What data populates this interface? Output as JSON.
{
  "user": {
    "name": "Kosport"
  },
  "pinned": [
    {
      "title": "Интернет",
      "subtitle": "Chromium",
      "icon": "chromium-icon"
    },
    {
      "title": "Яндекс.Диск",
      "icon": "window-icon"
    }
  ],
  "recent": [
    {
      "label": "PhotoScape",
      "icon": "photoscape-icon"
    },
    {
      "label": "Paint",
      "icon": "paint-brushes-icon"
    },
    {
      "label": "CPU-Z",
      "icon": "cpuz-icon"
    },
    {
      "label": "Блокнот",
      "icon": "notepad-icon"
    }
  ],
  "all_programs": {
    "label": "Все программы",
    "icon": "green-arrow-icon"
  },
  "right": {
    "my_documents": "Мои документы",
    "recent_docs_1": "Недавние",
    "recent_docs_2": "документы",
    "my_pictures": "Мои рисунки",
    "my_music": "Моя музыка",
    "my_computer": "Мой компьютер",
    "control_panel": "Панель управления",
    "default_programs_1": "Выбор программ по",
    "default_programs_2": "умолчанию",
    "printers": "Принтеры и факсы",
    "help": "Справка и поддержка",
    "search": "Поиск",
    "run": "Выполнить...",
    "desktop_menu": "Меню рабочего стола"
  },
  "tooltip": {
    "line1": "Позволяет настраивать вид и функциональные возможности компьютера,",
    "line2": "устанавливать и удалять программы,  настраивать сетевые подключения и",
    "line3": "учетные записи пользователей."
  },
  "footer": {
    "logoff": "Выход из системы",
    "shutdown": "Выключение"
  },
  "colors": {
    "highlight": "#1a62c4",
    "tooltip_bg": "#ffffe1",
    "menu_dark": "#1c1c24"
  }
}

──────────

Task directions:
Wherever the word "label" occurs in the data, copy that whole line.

Answer section:
      "label": "PhotoScape",
      "label": "Paint",
      "label": "CPU-Z",
      "label": "Блокнот",
    "label": "Все программы",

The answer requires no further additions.